Ahead of the 2012 presidential election, Idrac endorsed François Bayrou's candidacy as President of France.[5]

In 2018, news reported that Idrac was among the contenders in the frame for the interim CEO role at Air France-KLM after the departure of Jean-Marc Janaillac; instead, the position went to Anne-Marie Couderc.[6]

Other activities[edit]

Corporate boards[edit]

Non-profit organizations[edit]

Governmental functions[edit]

  • Secretary of state to the ministry of rural development, in charge of transportation to the first government Alain Juppé (from 18 May to 6 November 1995). She used to be a member of the Juppettes.
  • Secretary of State to the ministry of Equipment, of housing and of Transports and Tourism, in charge of the Transports in the second government of Alain Juppé (from 6 November 1995 to 4 June 1997).
  • Secretary of State to the ministry of Economy, Industry and Employment, in charge of Foreign Commerce in the second government of François Fillon (from 18 March 2008 to 13 November 2010).


In 2007, Idrac was named one of Europe's 25 top businesswomen in the Financial Times annual ranking.[15]

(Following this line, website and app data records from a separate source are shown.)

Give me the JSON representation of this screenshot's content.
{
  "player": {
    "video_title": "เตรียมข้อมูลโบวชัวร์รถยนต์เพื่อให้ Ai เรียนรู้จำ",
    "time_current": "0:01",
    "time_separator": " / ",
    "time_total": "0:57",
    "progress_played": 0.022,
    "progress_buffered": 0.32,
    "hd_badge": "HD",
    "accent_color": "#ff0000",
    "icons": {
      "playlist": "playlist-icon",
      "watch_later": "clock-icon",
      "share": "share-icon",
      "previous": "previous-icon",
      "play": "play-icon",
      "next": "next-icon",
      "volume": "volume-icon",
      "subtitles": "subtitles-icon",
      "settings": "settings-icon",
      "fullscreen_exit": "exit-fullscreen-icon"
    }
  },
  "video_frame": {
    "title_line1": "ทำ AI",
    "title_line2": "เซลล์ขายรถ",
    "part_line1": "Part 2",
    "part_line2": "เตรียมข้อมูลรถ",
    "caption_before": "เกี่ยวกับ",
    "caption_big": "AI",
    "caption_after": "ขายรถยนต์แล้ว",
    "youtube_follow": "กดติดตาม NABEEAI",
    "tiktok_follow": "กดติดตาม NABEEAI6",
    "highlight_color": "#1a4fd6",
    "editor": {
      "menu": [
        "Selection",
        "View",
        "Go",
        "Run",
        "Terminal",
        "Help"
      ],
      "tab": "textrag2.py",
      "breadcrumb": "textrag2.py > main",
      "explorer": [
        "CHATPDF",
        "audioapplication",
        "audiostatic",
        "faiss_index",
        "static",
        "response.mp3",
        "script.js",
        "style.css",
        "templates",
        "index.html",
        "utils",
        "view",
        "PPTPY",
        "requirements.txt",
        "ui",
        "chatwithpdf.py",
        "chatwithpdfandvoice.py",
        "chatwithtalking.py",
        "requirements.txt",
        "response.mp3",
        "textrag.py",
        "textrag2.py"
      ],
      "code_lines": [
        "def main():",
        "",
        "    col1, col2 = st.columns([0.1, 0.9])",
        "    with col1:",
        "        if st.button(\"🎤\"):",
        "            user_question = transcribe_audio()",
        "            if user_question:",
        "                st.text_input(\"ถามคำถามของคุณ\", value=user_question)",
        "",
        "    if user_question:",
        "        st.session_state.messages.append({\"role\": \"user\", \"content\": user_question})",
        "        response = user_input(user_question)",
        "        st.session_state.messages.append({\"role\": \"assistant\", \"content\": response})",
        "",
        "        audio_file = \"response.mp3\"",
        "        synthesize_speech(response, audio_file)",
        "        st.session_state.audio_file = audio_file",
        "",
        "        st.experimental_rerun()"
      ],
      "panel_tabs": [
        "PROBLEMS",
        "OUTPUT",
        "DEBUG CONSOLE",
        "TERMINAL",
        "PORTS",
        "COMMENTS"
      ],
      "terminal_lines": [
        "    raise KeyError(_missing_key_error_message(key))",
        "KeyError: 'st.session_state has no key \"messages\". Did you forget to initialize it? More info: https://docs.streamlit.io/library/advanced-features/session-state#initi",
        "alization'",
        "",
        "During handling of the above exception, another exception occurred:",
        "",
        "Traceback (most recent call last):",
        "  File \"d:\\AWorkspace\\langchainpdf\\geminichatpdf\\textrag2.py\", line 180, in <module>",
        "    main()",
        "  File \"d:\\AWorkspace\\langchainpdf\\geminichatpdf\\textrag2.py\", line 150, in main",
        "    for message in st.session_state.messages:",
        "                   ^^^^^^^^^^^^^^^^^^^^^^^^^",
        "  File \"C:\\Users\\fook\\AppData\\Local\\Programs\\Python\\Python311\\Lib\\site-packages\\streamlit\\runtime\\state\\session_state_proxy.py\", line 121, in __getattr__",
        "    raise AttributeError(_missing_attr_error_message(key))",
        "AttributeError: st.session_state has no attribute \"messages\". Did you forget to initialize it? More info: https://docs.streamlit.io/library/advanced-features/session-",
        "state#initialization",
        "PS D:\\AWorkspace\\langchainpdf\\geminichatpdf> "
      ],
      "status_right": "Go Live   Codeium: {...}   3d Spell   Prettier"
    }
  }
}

  1. ^ "Le centre se recompose au Nouveau Centre !". Nouveau Centre. 8 December 2009. Retrieved 6 June 2010.
  2. ^ "Anne-Marie Idrac au Commerce extérieur". Commerce international. 2 April 2008. Archived from the original on 7 July 2011. Retrieved 6 June 2010.
  3. ^ Peggy Hollinger (4 July 2007), Rough ride for new SNCF chief Financial Times.
  4. ^ a b Peggy Hollinger (22 February 2008), Pepy victorious with SNCF nomination Financial Times.
  5. ^ Jim Jarrassé (8 January 2012), À droite, de plus en plus de ralliements à François Bayrou Le Figaro.
  6. ^ Cyril Altmeyer and Victoria Bryan (14 May 2018), Aiming for clearer skies: Air France-KLM to name interim CEO on Tuesday Reuters.
  7. ^ Google Cloud establishes European Advisory Board Google Cloud Platform, press release of 21 May 2022.
  8. ^ Sanef annonce la nominationd’Anne-Marie Idrac au posted’administratrice SANEF, press release of 12 November 2019.
  9. ^ Board of Directors Archived 24 September 2018 at the Wayback Machine Air France–KLM.
  10. ^ Anne-Marie Idrac Bouygues.
  11. ^ "Biographies des membres du Conseil d'administration |". Archived from the original on 17 April 2015. Retrieved 19 May 2015.
  12. ^ "Anne-Marie Idrac part dans le privé". La Tribune. 20 June 2011.
  13. ^ Anne-Marie Idrac Bridgepoint Advisers.
  14. ^ Board of Directors Robert Schuman Foundation.
  15. ^ Andrew Hill and Joanna Chung (10 October 2007), Anne Lauvergeon named Europe’s top businesswoman Financial Times.